- Measurable reduction in speed and accuracy of performance
- Lapses in attention and vigilance
- Delayed reactions
- Impaired logical reasoning and decision-making, including a reduced ability to assess risk or appreciate the consequences of actions
- Reduced situational awareness
- Low motivation to perform optional activities
The symptoms of fatigue are exactly the same as those of alcohol impairment. Industrial safety research concludes that after a restful, eight-hour sleep, being awake for 18 hours results in performance equivalent to that of someone with a blood alcohol content of 0.05. After being awake 23 hours, performance is the equivalent of a blood alcohol content of 0.12. Many states define “legally drunk” as a blood alcohol content of 0.08. Of course, there is no blood alcohol level permissible to serve as pilot-in-command.
It’s not enough to get a good rest the night before a challenging trip. “Sleep debt,” the negative cumulative effect of getting less than eight full hours of sleep, applies not only the night before a flight but for several nights prior to that as well. According to research cited by the FAA, “The average person requires in excess of nine hours of sleep [in a single] night to recover from a sleep debt.”
Sleep debt and the effect of fatigue on pilot performance are likely huge as unidentified factors in aircraft accidents. Add long flights and dark
conditions, and a pilot who took off in a reasonably well-rested state may not have what it takes to safely complete a flight when presented with adverse or unusual circumstances. Many owner-pilots tend to make trips after the end of a full workday, sometimes at the end of a long work week – exposing themselves, their passengers and the people they fly over to heightened risk from fatigue.
Because the FAA’s airline pilot fatigue rules cover many scenarios for crew rest, travel across multiple time zones, and back-to-back work days, it is much more complex than we need to be concerned about in personal aviation. The underlying concept, however, is extremely relevant:

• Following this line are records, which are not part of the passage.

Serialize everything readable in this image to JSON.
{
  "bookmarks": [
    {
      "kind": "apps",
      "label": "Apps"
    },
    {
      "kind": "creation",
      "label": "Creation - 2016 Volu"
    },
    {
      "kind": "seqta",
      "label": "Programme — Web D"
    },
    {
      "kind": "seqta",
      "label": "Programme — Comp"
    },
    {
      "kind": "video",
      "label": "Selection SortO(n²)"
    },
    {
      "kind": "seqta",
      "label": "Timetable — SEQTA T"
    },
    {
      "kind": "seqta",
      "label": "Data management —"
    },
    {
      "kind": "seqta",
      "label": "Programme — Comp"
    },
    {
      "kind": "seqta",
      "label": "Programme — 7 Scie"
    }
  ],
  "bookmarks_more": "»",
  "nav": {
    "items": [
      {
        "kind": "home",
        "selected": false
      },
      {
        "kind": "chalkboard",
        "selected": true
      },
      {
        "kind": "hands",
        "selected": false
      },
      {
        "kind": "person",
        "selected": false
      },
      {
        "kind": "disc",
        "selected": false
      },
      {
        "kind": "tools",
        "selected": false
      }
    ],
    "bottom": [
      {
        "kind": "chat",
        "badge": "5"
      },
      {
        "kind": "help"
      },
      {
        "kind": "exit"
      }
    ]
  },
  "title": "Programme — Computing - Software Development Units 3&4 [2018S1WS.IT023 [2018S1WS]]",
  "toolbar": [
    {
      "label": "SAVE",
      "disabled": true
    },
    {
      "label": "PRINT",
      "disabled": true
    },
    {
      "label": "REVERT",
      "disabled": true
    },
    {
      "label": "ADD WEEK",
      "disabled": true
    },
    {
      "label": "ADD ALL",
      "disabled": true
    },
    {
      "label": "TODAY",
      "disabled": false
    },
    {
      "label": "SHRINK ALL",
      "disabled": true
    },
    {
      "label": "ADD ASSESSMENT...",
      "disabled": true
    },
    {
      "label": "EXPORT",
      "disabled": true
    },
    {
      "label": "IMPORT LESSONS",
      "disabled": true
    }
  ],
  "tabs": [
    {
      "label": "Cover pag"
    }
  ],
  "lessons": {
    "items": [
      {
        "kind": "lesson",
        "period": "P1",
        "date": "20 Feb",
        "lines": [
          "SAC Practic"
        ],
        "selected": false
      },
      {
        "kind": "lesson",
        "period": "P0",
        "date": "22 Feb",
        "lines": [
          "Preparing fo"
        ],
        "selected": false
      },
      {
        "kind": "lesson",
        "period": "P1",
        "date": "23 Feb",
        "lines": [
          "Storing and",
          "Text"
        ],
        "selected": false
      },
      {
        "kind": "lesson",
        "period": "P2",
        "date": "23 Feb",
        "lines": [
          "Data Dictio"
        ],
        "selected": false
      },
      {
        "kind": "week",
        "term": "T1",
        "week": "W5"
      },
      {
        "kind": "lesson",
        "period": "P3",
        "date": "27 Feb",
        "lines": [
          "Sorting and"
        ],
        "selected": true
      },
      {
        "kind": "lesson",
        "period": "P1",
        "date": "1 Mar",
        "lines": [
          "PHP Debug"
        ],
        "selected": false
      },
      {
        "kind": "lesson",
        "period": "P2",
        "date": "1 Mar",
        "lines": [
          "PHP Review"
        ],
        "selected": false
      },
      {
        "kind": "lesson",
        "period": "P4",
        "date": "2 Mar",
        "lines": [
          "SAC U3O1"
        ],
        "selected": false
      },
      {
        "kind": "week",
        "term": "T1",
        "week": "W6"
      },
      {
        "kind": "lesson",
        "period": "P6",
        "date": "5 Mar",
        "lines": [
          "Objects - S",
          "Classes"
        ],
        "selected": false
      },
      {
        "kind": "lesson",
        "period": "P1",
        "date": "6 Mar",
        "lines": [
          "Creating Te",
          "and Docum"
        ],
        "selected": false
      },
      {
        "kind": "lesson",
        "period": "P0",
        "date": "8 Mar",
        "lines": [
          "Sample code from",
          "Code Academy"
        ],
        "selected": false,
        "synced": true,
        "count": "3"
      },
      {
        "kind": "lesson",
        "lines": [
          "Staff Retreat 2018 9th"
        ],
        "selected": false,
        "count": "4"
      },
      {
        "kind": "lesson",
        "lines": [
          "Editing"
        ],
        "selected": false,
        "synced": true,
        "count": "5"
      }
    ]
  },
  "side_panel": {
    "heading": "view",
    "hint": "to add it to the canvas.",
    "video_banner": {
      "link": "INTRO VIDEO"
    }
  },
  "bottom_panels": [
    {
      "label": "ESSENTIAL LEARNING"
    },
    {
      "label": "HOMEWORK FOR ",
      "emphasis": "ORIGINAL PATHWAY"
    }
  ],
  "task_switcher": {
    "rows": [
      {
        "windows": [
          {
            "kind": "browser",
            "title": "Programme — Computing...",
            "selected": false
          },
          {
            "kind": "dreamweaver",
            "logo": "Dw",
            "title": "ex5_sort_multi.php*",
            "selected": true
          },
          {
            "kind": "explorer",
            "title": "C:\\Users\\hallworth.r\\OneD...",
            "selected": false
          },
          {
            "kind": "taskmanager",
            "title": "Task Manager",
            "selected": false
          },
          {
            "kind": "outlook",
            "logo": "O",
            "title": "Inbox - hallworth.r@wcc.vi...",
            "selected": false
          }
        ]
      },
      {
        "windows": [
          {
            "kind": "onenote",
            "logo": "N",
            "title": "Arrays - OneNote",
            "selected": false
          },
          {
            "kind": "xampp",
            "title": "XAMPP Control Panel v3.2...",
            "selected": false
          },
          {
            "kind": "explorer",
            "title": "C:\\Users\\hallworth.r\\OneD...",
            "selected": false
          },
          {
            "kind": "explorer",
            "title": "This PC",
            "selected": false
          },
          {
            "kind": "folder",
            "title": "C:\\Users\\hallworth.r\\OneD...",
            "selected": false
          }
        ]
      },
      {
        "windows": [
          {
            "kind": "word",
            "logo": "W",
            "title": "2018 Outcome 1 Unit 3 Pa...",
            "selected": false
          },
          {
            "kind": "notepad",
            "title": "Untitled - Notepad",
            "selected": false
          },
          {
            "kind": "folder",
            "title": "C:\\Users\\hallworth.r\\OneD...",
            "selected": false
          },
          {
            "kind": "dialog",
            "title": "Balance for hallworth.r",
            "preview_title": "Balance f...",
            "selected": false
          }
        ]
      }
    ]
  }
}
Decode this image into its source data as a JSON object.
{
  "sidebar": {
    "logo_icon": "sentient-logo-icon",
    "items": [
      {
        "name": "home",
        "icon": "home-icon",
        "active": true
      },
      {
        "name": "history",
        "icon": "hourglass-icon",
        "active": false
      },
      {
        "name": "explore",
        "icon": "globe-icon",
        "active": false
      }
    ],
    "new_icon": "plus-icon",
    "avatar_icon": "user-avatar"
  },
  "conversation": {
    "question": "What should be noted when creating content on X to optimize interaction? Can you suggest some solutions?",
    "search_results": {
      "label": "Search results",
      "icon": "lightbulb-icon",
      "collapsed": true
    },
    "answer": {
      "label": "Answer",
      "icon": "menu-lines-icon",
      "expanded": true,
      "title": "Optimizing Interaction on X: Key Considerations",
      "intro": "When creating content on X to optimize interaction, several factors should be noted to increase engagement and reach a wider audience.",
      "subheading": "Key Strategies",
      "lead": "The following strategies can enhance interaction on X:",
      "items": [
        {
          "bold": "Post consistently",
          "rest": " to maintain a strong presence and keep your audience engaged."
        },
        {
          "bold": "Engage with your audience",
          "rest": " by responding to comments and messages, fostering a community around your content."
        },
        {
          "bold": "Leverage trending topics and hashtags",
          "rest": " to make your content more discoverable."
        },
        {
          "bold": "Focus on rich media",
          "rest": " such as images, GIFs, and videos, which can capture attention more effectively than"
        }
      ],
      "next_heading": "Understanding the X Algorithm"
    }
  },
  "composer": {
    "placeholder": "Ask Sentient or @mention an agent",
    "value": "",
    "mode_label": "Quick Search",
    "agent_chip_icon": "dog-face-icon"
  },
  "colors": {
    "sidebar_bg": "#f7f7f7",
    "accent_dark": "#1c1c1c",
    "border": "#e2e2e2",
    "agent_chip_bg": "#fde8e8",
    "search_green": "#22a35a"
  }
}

Your flight should be planned to conclude no more than 16 hours after you awoke from an uninterrupted eight hours of sleep. This includes the time to fly to any alternates. Once you are airborne, constantly evaluate your level of fatigue. If you are getting tired (yawning, find yourself missing radio calls, etc.) land right away. If your flight is delayed and you will reach the end of your 16-hour duty day, divert to land before reaching that limit.
The National Business Aviation Association (NBAA) publishes recommended guidance for business aviation crews. NBAA recommends no more than a 14-hour duty day, including no more than 10 hours of flight time in any 24-hour period. Not explicitly stated in NBAA’s guidance, this assumes a two-person professional flight crew in turbine airplanes. Taking airline regulations and NBAA best practices into account, here’s what I suggest for single-pilot business or personal aviation operators:
12-hour maximum duty day. This is 12 hours “alarm clock to engine shutdown,” recognizing that while most single-pilot operators will not log multiple flight legs in a single day, they tend to fly later in the day after having expended some of their day on non-aviation but still demanding duties.
No more than three flight segments in a duty day together totaling no more than eight flight hours.
No more than two flight segments in a duty day together totaling no more than five flight hours, if the final segment will be flown at night and/or in instrument mereological conditions.
We need to get real about fatigue and learn to account for pilot fatigue as part of flight planning. Your “fatigue state” is as critical to the safe outcome of a flight as the airplane’s fuel state. It’s fairly easy to judge whether you feel rested enough to begin a trip, but far harder to predict how fatigued you’ll feel at the end of a flight. Although the rules and suggestions for duty day limits are somewhat arbitrary, they are the starting point for a pilot not used to active fatigue management, until he or she is more experience determining how they respond to pilot fatigue.